I also worked with politicians, which was an interesting and sometimes eye-opening experience.

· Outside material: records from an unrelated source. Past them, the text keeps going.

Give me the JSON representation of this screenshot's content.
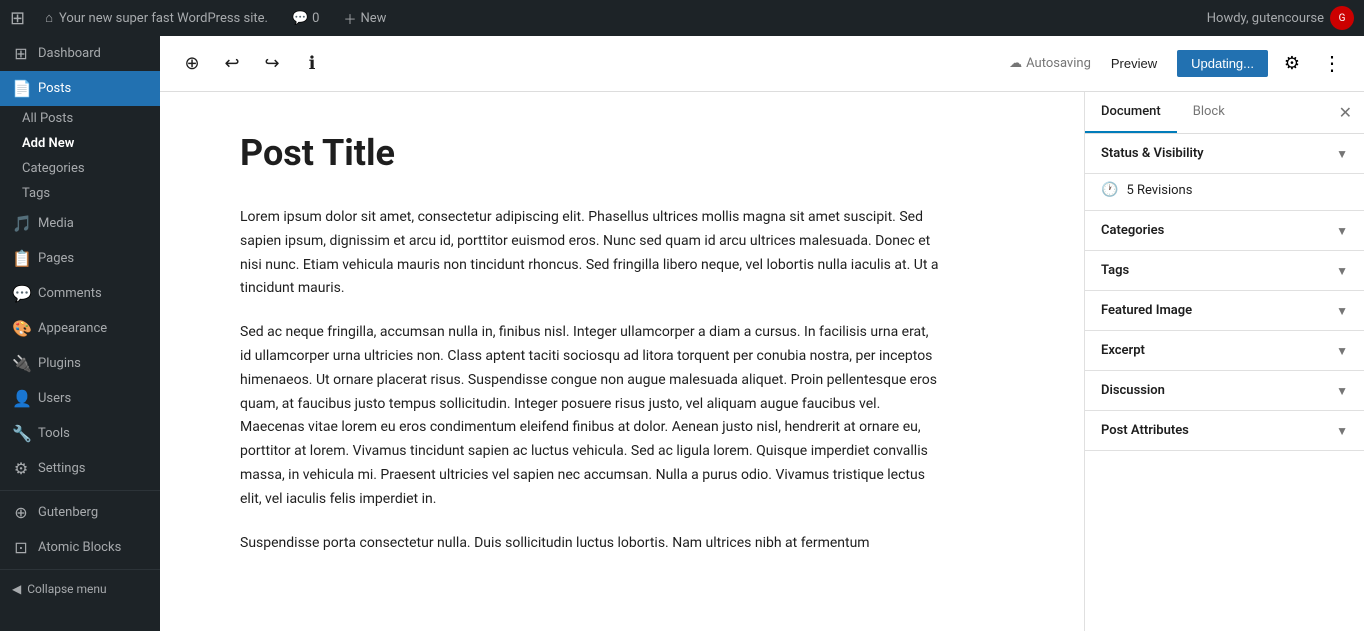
{
  "admin_bar": {
    "wp_logo": "⊞",
    "site_name": "Your new super fast WordPress site.",
    "home_icon": "⌂",
    "comments_icon": "💬",
    "comments_count": "0",
    "new_label": "New",
    "howdy": "Howdy, gutencourse",
    "avatar_initials": "G"
  },
  "sidebar": {
    "dashboard_label": "Dashboard",
    "posts_label": "Posts",
    "all_posts_label": "All Posts",
    "add_new_label": "Add New",
    "categories_label": "Categories",
    "tags_label": "Tags",
    "media_label": "Media",
    "pages_label": "Pages",
    "comments_label": "Comments",
    "appearance_label": "Appearance",
    "plugins_label": "Plugins",
    "users_label": "Users",
    "tools_label": "Tools",
    "settings_label": "Settings",
    "gutenberg_label": "Gutenberg",
    "atomic_blocks_label": "Atomic Blocks",
    "collapse_label": "Collapse menu"
  },
  "toolbar": {
    "add_block_title": "+",
    "undo_title": "↩",
    "redo_title": "↪",
    "info_title": "ℹ",
    "autosave_label": "Autosaving",
    "preview_label": "Preview",
    "update_label": "Updating...",
    "settings_icon": "⚙",
    "more_icon": "⋮"
  },
  "editor": {
    "post_title": "Post Title",
    "paragraph1": "Lorem ipsum dolor sit amet, consectetur adipiscing elit. Phasellus ultrices mollis magna sit amet suscipit. Sed sapien ipsum, dignissim et arcu id, porttitor euismod eros. Nunc sed quam id arcu ultrices malesuada. Donec et nisi nunc. Etiam vehicula mauris non tincidunt rhoncus. Sed fringilla libero neque, vel lobortis nulla iaculis at. Ut a tincidunt mauris.",
    "paragraph2": "Sed ac neque fringilla, accumsan nulla in, finibus nisl. Integer ullamcorper a diam a cursus. In facilisis urna erat, id ullamcorper urna ultricies non. Class aptent taciti sociosqu ad litora torquent per conubia nostra, per inceptos himenaeos. Ut ornare placerat risus. Suspendisse congue non augue malesuada aliquet. Proin pellentesque eros quam, at faucibus justo tempus sollicitudin. Integer posuere risus justo, vel aliquam augue faucibus vel. Maecenas vitae lorem eu eros condimentum eleifend finibus at dolor. Aenean justo nisl, hendrerit at ornare eu, porttitor at lorem. Vivamus tincidunt sapien ac luctus vehicula. Sed ac ligula lorem. Quisque imperdiet convallis massa, in vehicula mi. Praesent ultricies vel sapien nec accumsan. Nulla a purus odio. Vivamus tristique lectus elit, vel iaculis felis imperdiet in.",
    "paragraph3": "Suspendisse porta consectetur nulla. Duis sollicitudin luctus lobortis. Nam ultrices nibh at fermentum"
  },
  "panel": {
    "document_tab": "Document",
    "block_tab": "Block",
    "close_icon": "✕",
    "status_visibility_label": "Status & Visibility",
    "revisions_label": "5 Revisions",
    "revisions_icon": "🕐",
    "categories_label": "Categories",
    "tags_label": "Tags",
    "featured_image_label": "Featured Image",
    "excerpt_label": "Excerpt",
    "discussion_label": "Discussion",
    "post_attributes_label": "Post Attributes"
  }
}
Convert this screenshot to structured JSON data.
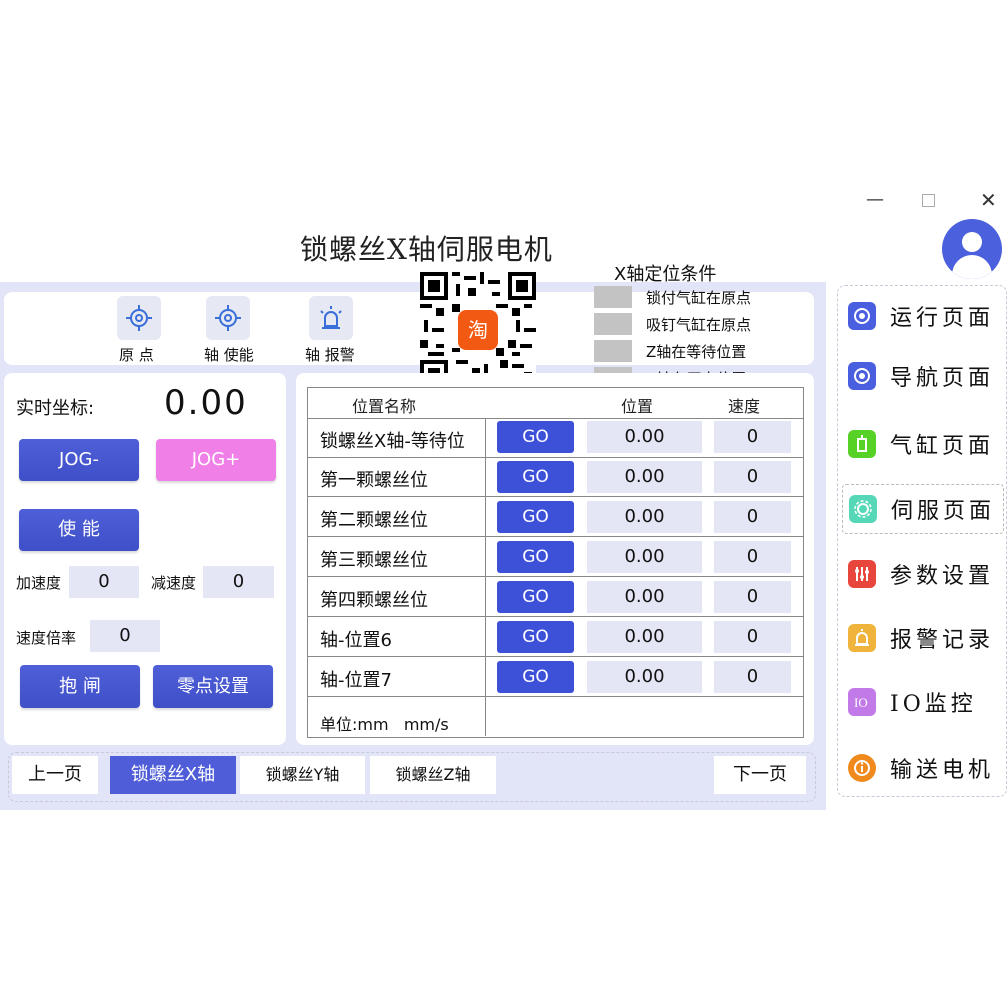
{
  "window": {
    "minimize": "—",
    "close": "✕"
  },
  "app_title": "锁螺丝X轴伺服电机",
  "toolbar": [
    {
      "label": "原 点",
      "icon": "crosshair-icon"
    },
    {
      "label": "轴 使能",
      "icon": "crosshair-icon"
    },
    {
      "label": "轴 报警",
      "icon": "alarm-light-icon"
    }
  ],
  "qr": {
    "badge": "淘"
  },
  "conditions": {
    "title": "X轴定位条件",
    "items": [
      "锁付气缸在原点",
      "吸钉气缸在原点",
      "Z轴在等待位置",
      "Z轴在原点位置"
    ]
  },
  "left": {
    "coord_label": "实时坐标:",
    "coord_value": "0.00",
    "jog_minus": "JOG-",
    "jog_plus": "JOG+",
    "enable": "使 能",
    "accel_label": "加速度",
    "accel_value": "0",
    "decel_label": "减速度",
    "decel_value": "0",
    "rate_label": "速度倍率",
    "rate_value": "0",
    "brake": "抱 闸",
    "zero_set": "零点设置"
  },
  "table": {
    "headers": [
      "位置名称",
      "位置",
      "速度"
    ],
    "go_label": "GO",
    "rows": [
      {
        "name": "锁螺丝X轴-等待位",
        "pos": "0.00",
        "speed": "0"
      },
      {
        "name": "第一颗螺丝位",
        "pos": "0.00",
        "speed": "0"
      },
      {
        "name": "第二颗螺丝位",
        "pos": "0.00",
        "speed": "0"
      },
      {
        "name": "第三颗螺丝位",
        "pos": "0.00",
        "speed": "0"
      },
      {
        "name": "第四颗螺丝位",
        "pos": "0.00",
        "speed": "0"
      },
      {
        "name": " 轴-位置6",
        "pos": "0.00",
        "speed": "0"
      },
      {
        "name": " 轴-位置7",
        "pos": "0.00",
        "speed": "0"
      }
    ],
    "unit": "单位:mm   mm/s"
  },
  "tabs": {
    "prev": "上一页",
    "items": [
      "锁螺丝X轴",
      "锁螺丝Y轴",
      "锁螺丝Z轴"
    ],
    "active": 0,
    "next": "下一页"
  },
  "nav": [
    {
      "label": "运行页面",
      "icon": "run-icon",
      "color": "#4a5ee0"
    },
    {
      "label": "导航页面",
      "icon": "navigation-icon",
      "color": "#4a5ee0"
    },
    {
      "label": "气缸页面",
      "icon": "cylinder-icon",
      "color": "#56d126"
    },
    {
      "label": "伺服页面",
      "icon": "servo-gear-icon",
      "color": "#56d8b8"
    },
    {
      "label": "参数设置",
      "icon": "parameters-icon",
      "color": "#e8453c"
    },
    {
      "label": "报警记录",
      "icon": "alarm-record-icon",
      "color": "#f0b43c"
    },
    {
      "label": "IO监控",
      "icon": "io-monitor-icon",
      "color": "#c27ae8"
    },
    {
      "label": "输送电机",
      "icon": "conveyor-motor-icon",
      "color": "#f08a1c"
    }
  ],
  "nav_active": 3,
  "colors": {
    "accent": "#3d50d8",
    "background": "#e2e4f8",
    "pink": "#f080e8"
  }
}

I saw some of the best and some of the worst aspects of a political approach to public policy-making and how for some politicians, criminal justice reform can be more a political slogan than the result of well-informed, well-reasoned discourse and deliberation, more about appearance than substance.
Moreover, even when serious policy proposals have been developed and proposed on a bi-partisan basis, such as the excellent 2016 Final Report of the Illinois State Commission on Criminal Justice and Sentencing Reform, which was developed before I came on board, there was insufficient political will to actually implement most of its well-founded recommendations, although some progress is being made, some to the overall good and some needing refinement as good intentions meet reality.
I strongly recommend you read that Commission report, regardless of what state you live in. The report is available on the website of the Illinois Criminal Justice Information Authority, which is itself an excellent resource for information about needed criminal justice reform.
While we’re on the subject of resources, I also recommend that you take a deep dive into the information available on the website of the Illinois Sentencing Policy Advisory Council, the SPAC.
Links to those and other resources are available on our website at justicevoices.org
With that background in mind, let me now turn to why this Justice Voices podcast is being launched, and what we hope to achieve.
When I left the Governor’s office with a change in administration, I had come to the conclusion that in a political environment, trying to change public policy regarding criminal justice from the top down was usually as difficult as attempting to push a rope.
Politicians react and respond to public opinion, so I decided the best way to change public policy is to educate the public and thereby change public opinion. Changes in better informed public opinion and public expectations of political leaders will naturally lead to better public policy.
So, what will it take to change public understanding and appreciation of the issues and lead to widespread demand for better solutions?
I’ve concluded that the best way to achieve that is not with facts and figures, as important as they are, but by opening a door through which members of the public can meet many of the people whom I’ve met and to hear their stories, real-life stories of people with real-life experience with crime and the criminal justice system.
Such stories are what motivate me and give me a sense of mission regarding criminal justice reform. It’s because of the stories of the people I’ve met over the course of my career, including people I’ve prosecuted, that when I think of things that need to be improved in our criminal justice system, I think in terms of real people, with real stories, not abstractions with labels like “criminals,” or even “victims” or “police.”
Labels dehumanize. Stories humanize. Realistic solutions to human problems start with seeing everyone involved as real people and to be able to see the problem from various perspectives through their eyes.
That’s what Justice Voices is all about – to share stories that need to be told, voices that need to be heard regarding crime, criminal justice, and related issues.
Follow, like, and subscribe to our program. Visit our website at justicevoices.org. Spread the word by sharing with others.
Stick with us. The answers won’t all emerge at once, but as the conversations, the stories, and voices add up, the right questions and many of the right answers will emerge and become clear to you.
Some episodes will be intense. Some will be surprising. Many will restore or strengthen your faith in humanity.